Comprehensive studies of structural tie rods in Charleston's load bearing masonry buildings are scarce. While the presence of these anchors on building facades fascinates passersby and is appreciated throughout the city, a general knowledge of their history and emergence as a technology is lacking. Often associated with the earthquake of 1886, iron tie rods were in fact present in Charleston buildings as early as the 18th century. And while the effect of the 1886 earthquake on Charleston's built environment is typically looked at from a sociological or political perspective, and the physical effect has been studied extensively, rarely has the history of Charleston's buildings been looked at in relation to their earthquake safety and resistance. In the direct aftermath and subsequent years following the earthquake of 1886, extensive studies were conducted to determine the effect on the Charleston's buildings. The use of iron tie rods abounded as an earthquake damage repair technique, yet documentation of their use is limited.

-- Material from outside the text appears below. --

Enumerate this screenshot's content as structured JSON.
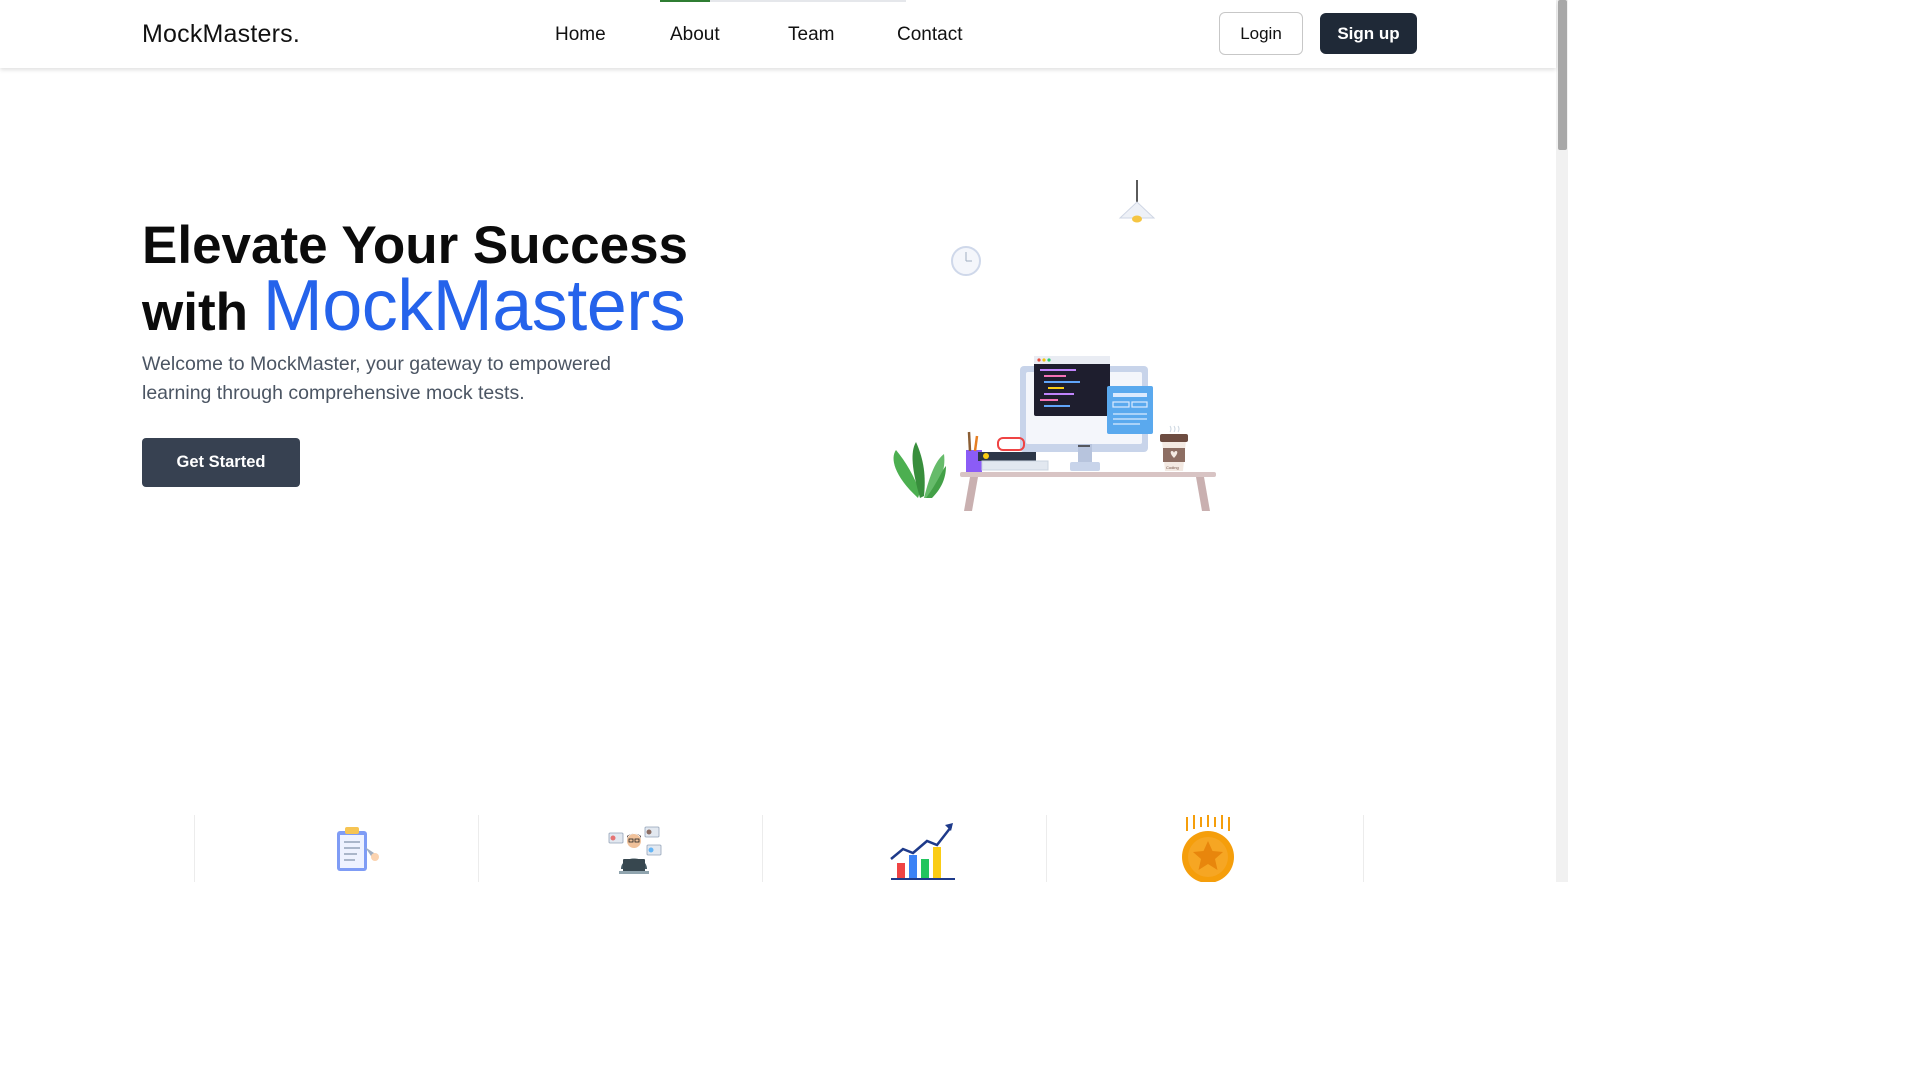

The following thesis presents an overview of iron tie rod form and function in Europe and America. Further narrowing in scope, it compiles information on the subject matter focusing specifically on the use of tie rods and `earthquake bolts' in Charleston. While this has not been an exhaustive study, its findings establish a solid foundation for future research of the Charleston building tradition and the universal preservation of wrought iron tie rod reinforcement in North America.